A Futile And Stupid Gesture, Netflix’s new biopic about National Lampoon co-founder Doug Kenney, is essentially a who’s who of famous entertainers from the 1970s. The long tracking shots of cocaine-fueled parties and cocaine-fueled writers rooms are jam packed with actors portraying everyone from John Belushi to Paul Shaffer. But there’s one icon from that era that pops up so quickly most viewers probably missed him. We’re talking, of course, about Harry Crane.
Earlier this week, someone posted in the Mad Men subreddit about how, during one of the many party scenes in the film, a very Harry Crane-esque looking gentleman can be seen smoking in the background. As they note, the credits verify this:
This brief cameo only confirms what we all assumed when Netflix announced they were making a National Lampoon movie: It’s going to be an integral part of the forthcoming Mad Men cinematic universe, or MMCU.
The scene in question is set in the mid-1970s, which means it takes place after the events of the Mad Men finale. But the show ended with Harry spending the majority of his time in California, schmoozing television execs and securing deals for Sterling Cooper Draper Pryce. The swinging Harry Crane of this era would definitely be found at a National Lampoon party, no doubt trying to act much cooler than he actually was.
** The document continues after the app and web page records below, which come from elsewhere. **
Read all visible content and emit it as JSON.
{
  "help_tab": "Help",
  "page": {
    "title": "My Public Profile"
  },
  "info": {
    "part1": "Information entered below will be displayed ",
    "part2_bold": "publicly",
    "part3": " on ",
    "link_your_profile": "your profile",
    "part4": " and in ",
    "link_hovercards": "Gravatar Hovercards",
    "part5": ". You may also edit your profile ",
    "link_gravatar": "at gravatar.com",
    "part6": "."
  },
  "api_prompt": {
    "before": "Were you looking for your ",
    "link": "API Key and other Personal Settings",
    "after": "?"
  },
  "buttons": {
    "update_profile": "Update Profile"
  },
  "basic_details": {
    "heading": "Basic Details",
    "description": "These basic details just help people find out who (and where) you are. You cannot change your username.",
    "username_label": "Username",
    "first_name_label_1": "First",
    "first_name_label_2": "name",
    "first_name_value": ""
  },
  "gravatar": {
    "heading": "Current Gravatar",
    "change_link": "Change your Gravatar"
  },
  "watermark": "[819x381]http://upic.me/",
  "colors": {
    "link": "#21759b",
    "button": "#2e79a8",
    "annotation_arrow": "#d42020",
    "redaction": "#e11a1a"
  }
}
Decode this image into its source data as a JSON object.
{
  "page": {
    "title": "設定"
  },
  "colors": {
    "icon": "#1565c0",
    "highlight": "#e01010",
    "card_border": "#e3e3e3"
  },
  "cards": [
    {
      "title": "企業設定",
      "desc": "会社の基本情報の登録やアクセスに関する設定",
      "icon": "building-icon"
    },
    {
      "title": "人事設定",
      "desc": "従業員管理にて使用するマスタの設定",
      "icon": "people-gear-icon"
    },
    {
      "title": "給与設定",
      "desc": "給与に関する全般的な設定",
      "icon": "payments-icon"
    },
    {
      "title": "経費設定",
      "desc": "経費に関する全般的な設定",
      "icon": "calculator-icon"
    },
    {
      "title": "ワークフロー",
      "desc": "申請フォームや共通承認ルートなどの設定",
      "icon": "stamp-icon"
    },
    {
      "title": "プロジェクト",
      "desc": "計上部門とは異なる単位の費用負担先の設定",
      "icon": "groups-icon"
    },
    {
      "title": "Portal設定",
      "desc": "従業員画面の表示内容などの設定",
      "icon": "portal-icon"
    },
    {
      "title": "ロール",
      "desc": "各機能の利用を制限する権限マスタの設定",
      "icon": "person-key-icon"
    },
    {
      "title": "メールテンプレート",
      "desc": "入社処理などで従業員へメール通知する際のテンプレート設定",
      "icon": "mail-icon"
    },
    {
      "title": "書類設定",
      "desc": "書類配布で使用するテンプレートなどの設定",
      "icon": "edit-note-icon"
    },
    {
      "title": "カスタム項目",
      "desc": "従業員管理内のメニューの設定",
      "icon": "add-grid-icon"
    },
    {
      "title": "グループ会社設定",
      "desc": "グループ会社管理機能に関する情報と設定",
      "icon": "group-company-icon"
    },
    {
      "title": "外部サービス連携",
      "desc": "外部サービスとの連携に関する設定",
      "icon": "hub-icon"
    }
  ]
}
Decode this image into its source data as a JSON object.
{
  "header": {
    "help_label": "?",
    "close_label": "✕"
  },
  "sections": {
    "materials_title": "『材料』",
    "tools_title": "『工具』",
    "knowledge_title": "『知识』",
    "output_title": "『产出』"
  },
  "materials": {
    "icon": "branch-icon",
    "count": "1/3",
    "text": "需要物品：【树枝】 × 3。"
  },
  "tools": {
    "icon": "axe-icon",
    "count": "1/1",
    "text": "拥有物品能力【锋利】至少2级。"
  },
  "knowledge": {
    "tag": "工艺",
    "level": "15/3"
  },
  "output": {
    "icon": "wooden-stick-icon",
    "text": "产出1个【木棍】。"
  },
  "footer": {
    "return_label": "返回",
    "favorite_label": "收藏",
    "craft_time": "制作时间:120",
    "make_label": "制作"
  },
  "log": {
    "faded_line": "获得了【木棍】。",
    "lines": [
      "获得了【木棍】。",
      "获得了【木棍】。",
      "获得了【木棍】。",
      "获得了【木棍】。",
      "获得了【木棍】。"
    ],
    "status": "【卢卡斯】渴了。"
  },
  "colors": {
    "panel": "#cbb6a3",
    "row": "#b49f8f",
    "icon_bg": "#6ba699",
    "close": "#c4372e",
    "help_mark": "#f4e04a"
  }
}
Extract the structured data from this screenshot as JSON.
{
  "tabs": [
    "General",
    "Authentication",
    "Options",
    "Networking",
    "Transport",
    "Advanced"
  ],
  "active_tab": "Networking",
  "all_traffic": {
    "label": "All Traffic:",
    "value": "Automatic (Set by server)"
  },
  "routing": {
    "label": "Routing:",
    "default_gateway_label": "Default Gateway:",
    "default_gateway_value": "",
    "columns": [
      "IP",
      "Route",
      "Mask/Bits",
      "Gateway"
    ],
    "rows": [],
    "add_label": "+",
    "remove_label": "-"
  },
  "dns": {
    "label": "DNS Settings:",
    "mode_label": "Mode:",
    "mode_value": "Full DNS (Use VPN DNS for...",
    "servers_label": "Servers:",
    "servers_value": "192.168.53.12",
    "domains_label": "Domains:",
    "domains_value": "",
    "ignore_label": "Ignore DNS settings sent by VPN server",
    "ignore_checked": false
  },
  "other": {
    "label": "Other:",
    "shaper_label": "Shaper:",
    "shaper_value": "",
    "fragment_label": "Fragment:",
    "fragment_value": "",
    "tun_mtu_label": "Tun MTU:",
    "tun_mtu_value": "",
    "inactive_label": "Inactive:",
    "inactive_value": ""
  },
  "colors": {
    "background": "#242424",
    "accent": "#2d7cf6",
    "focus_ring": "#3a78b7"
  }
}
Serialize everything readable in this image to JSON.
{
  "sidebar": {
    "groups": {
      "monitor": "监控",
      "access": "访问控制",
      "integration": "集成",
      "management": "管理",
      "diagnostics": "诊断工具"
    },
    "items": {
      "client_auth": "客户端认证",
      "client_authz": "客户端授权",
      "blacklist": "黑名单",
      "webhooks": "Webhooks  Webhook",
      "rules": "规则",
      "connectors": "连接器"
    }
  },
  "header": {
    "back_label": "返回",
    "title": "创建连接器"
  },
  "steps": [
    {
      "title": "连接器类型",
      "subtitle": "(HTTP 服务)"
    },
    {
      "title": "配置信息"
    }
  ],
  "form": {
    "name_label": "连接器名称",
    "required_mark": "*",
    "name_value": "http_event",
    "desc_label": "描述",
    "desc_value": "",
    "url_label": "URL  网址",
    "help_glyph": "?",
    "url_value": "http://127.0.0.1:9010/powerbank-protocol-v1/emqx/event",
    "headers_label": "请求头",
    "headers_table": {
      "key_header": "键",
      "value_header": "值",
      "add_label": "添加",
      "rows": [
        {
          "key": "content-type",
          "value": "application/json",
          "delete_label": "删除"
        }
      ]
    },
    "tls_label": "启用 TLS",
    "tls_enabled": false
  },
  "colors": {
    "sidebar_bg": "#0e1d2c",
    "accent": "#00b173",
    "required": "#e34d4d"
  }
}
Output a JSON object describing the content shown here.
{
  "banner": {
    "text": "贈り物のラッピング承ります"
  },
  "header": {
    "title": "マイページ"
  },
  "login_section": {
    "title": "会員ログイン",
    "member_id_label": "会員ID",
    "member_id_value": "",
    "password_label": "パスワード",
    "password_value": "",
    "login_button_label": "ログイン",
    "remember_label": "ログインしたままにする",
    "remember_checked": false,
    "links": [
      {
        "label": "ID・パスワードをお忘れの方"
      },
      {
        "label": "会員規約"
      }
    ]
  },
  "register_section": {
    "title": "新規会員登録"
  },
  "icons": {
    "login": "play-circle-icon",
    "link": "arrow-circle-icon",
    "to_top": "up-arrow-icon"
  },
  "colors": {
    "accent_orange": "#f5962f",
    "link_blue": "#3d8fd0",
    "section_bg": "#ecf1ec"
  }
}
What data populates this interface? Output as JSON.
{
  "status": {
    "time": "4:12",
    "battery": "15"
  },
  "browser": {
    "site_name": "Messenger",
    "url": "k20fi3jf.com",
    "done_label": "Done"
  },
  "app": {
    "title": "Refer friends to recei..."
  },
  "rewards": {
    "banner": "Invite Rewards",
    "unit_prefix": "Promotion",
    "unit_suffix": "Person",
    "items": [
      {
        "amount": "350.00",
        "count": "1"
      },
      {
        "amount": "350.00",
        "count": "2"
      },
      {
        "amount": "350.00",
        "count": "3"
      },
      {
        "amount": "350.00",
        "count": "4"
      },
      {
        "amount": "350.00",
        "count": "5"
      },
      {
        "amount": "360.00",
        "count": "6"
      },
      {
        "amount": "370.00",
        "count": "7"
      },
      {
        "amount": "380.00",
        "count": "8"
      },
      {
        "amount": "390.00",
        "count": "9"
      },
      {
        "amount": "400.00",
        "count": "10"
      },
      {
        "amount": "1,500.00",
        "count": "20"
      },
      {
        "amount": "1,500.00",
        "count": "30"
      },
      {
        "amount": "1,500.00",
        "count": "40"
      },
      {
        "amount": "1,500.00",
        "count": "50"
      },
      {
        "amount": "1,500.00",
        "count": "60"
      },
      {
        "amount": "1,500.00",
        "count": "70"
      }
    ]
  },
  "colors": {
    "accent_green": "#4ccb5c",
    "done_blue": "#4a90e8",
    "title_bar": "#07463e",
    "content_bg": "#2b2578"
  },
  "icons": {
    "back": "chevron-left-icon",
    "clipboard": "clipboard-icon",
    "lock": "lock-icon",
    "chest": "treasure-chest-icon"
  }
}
Of course, his exact reasons for being there will likely be explored in the Don Draper solo feature that picks up right after Don’s meditation retreat and culminates in a post-credits sequence where an eye-patch wearing Ken Cosgrove tells him they’ve got to get the old advertising team back together.
And that’s just the start of Phase One.
UPDATE: Here’s a closer look at Sommer on the set of A Futile And Stupid Gesture, courtesy of one of the film’s screenwriters, Michael Colton.